Effects of Pakistan’s role in the war

1.On the international stage

Pakistan’s role in war against terrorism significantly improved her international status. Scholars[who?] argue that, US would leave Pakistan after gaining her objectives in war against terrorism. After joining the war on terror Pakistan gained billions of dollars of economic and military aid and also made some gains diplomatically but has lost its control over Afghan affairs.

2.Within Pakistan

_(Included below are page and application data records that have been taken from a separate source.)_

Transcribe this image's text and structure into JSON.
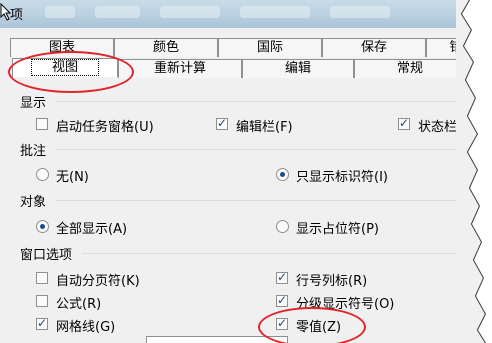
{
  "title": "选项",
  "title_fragment": "项",
  "tabs_row1": [
    "图表",
    "颜色",
    "国际",
    "保存",
    "错"
  ],
  "tabs_row2": [
    "视图",
    "重新计算",
    "编辑",
    "常规"
  ],
  "selected_tab": "视图",
  "sections": {
    "show": {
      "label": "显示",
      "items": [
        {
          "label": "启动任务窗格(U)",
          "checked": false
        },
        {
          "label": "编辑栏(F)",
          "checked": true
        },
        {
          "label": "状态栏",
          "checked": true
        }
      ]
    },
    "comments": {
      "label": "批注",
      "items": [
        {
          "label": "无(N)",
          "selected": false
        },
        {
          "label": "只显示标识符(I)",
          "selected": true
        }
      ]
    },
    "objects": {
      "label": "对象",
      "items": [
        {
          "label": "全部显示(A)",
          "selected": true
        },
        {
          "label": "显示占位符(P)",
          "selected": false
        }
      ]
    },
    "window": {
      "label": "窗口选项",
      "items": [
        {
          "label": "自动分页符(K)",
          "checked": false
        },
        {
          "label": "行号列标(R)",
          "checked": true
        },
        {
          "label": "公式(R)",
          "checked": false
        },
        {
          "label": "分级显示符号(O)",
          "checked": true
        },
        {
          "label": "网格线(G)",
          "checked": true
        },
        {
          "label": "零值(Z)",
          "checked": true
        }
      ]
    }
  },
  "colors": {
    "annotation": "#e0242a",
    "titlebar": "#b8cfe0",
    "dialog": "#f0f0f0"
  },
  "icons": [
    "app-icon",
    "checkbox",
    "radio-button",
    "red-annotation-ellipse"
  ]
}
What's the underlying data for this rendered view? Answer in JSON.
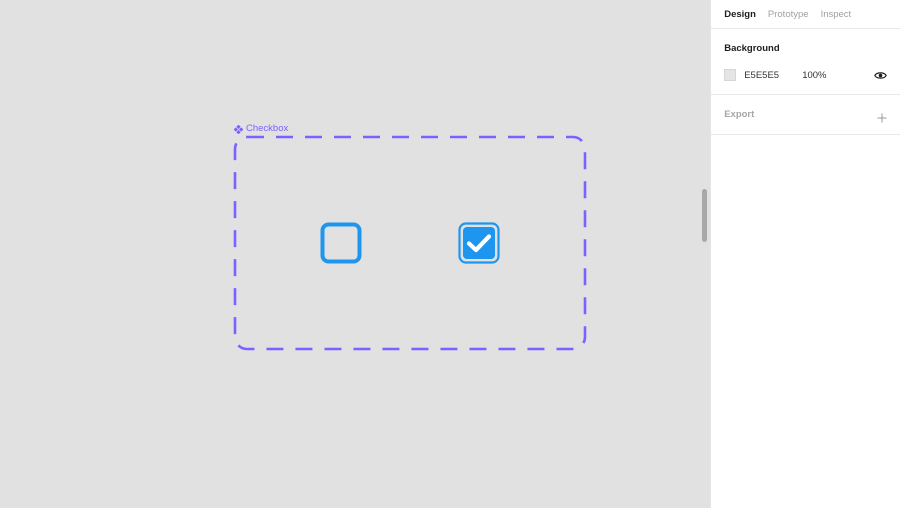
{
  "canvas": {
    "background": "#E1E1E1",
    "component": {
      "label": "Checkbox",
      "icon": "component-icon",
      "accent": "#7B61FF"
    },
    "checkboxes": [
      {
        "state": "unchecked",
        "color": "#1E96F0"
      },
      {
        "state": "checked",
        "color": "#1E96F0",
        "icon": "checkmark-icon"
      }
    ]
  },
  "panel": {
    "tabs": [
      {
        "label": "Design",
        "active": true
      },
      {
        "label": "Prototype",
        "active": false
      },
      {
        "label": "Inspect",
        "active": false
      }
    ],
    "background": {
      "title": "Background",
      "hex": "E5E5E5",
      "opacity": "100%",
      "visibility_icon": "eye-icon"
    },
    "export": {
      "title": "Export",
      "add_icon": "plus-icon"
    }
  }
}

After September 11 and US invasion in Afghanistan there has been a dramatic rise in domestic terrorism, extremism and sectarianism in Pakistan. Pakistan is in the grip of regular suicide bombings, and has suffered high levels of civilian and military casualties as a result. Baluchistan and Tribal area issues are other implications for Pakistan, with US drones attacks in tribal areas being a real source of concern for Pakistani citizens. The US so far has carried out number of attacks in Pakistani territory. These attacks have led to deterioration of the security situation in tribal areas and the rest of the North-West Frontier Province. In Pakistan there is a growing resentment among people against these attacks on Pakistani soil.

3.Western involvement in terrorism inside Pakistan

On July 8, 2010, Pasha categorically stated that foreign powers are involved in terrorist activities inside Pakistan. He said, “The foreign powers are involved in terrorism and destabilization of the country.” During a briefing in the National Security Committee session headed by Senator Raza Rabbani, DG ISI Ahmed Shuja Pasha said that the western powers are involved in the terror activities inside the country. “The US policy against terrorism is under consideration and the changes will be brought with time in accordance with the national interest,” he said.[14] This is not new claim inside Pakistan, many Pakistani political commentators have been speaking publicly about this phenomenon. It is alleged that terrorist activities inside Pakistan were actively carried out by the CIA, the Research and Analysis Wing (RAW – India’s external intelligence agency) and the MOSSAD for different purposes. Chief among those, is changing the public perception of the War on Terror in the favor of the United States. There are confirmed reports that to achieve its objectives the CIA hired the services of at least a dozen Afghan warlords inside Afghanistan and provided through them arms and finances to militants in FATA and Swat to carry out murders and devastation in the country. It was like a double-edged sword not only to get the Army launch attacks against Taliban on Pakistani side of the border but also to give a message to the ISI that the CIA can use the Pakistani Taliban against their own security forces. Thousands of people have been killed in Pakistan due to terror attacks since the beginning of war on terror.

Future concerns

There is no doubt that a military campaign is necessary against extremists in the country but it must be supported by social, economic and political change with political reforms being at the top of agenda. The future of Pakistan’s role in the war against terrorism is dependent on its political and economic ties with the US. Pakistan is a part of global war on terrorism and was not only defending itself, but also protecting the entire world form the catastrophe of terrorism and extremism, therefore, needs strategic partnership with the rest of the world to foster peace and stability in the region, promote economic stability and address energy needs.